Bulletin of Environmental Contamination and Toxicology

, Volume 87, Issue 4, pp 355–360

Detections of Eleven Organophosphorus Insecticides and One Herbicide Threatening Pacific Salmonids, Oncorhynchus spp., in California, 1991–2010

Authors

    • Environmental Monitoring Branch, Department of Pesticide Regulation, California Environmental Protection Agency
  • Michael P. Ensminger
    • Environmental Monitoring Branch, Department of Pesticide Regulation, California Environmental Protection Agency
  • Sheryl L. Gill
    • Environmental Monitoring Branch, Department of Pesticide Regulation, California Environmental Protection Agency
  • Kean S. Goh
    • Environmental Monitoring Branch, Department of Pesticide Regulation, California Environmental Protection Agency
Article

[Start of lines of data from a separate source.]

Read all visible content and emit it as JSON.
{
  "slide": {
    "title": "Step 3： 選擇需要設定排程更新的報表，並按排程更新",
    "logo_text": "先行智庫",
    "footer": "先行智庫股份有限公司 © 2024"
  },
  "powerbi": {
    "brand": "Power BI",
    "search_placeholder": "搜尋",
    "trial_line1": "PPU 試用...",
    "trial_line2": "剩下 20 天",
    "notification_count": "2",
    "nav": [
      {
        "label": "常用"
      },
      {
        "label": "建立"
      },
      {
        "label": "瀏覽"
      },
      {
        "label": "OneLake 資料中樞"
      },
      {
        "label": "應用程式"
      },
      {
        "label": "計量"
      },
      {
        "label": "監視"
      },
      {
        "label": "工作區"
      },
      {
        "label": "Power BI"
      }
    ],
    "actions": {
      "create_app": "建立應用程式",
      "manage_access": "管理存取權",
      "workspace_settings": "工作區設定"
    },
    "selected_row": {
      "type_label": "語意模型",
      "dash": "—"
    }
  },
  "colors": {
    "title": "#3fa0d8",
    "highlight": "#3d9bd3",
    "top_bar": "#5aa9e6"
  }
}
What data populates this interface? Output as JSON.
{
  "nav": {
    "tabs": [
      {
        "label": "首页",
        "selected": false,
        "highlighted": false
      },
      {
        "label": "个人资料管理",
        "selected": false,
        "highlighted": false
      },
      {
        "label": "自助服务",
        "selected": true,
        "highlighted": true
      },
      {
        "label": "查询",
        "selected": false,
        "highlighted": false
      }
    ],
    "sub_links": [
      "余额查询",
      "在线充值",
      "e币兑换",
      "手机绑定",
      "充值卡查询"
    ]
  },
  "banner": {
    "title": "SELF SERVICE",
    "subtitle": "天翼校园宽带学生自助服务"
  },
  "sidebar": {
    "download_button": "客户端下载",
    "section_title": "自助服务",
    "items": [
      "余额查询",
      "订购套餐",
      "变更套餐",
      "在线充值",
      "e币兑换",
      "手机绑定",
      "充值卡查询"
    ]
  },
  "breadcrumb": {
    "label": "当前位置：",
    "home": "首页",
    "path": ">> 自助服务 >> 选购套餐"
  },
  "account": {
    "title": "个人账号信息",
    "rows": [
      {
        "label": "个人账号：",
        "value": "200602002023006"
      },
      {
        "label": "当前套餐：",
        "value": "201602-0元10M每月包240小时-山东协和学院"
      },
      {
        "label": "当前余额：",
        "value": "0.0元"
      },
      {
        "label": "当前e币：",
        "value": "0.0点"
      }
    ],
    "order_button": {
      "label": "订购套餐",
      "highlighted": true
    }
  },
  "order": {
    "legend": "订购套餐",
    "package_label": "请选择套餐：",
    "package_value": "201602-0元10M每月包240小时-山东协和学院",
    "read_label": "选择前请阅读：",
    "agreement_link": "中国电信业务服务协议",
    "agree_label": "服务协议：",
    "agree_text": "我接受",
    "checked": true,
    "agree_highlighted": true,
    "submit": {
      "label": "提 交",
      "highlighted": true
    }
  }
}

DOI: 10.1007/s00128-011-0351-7

Cite this article as:
Lisker, E.B., Ensminger, M.P., Gill, S.L. et al. Bull Environ Contam Toxicol (2011) 87: 355. doi:10.1007/s00128-011-0351-7

Abstract

California’s surface water monitoring results from 1991 through 2010 were analyzed to determine whether 12 organophosphorus insecticides and herbicides (i.e., azinphos methyl, bensulide, dimethoate, disulfoton, ethoprop, fenamiphos, methamidophos, methidathion, methyl parathion, naled, phorate, and phosmet) and their degradates have been detected above maximum concentration limits (MCLs) in Pacific salmonid habitats. Methidathion, methyl parathion, phorate, phosmet, and the oxygen analogue of naled (DDVP) detections exceeded MCLs. Methyl parathion detections may be accounted for by monthly use trends, while methidathion detections may be explained by yearly use trends. There were inadequate phorate, phosmet, or DDVP data to evaluate for correlations with use.

Keywords

OrganophophorusSurface waterSalmonidsEndangered species

Copyright information

© Springer Science+Business Media, LLC 2011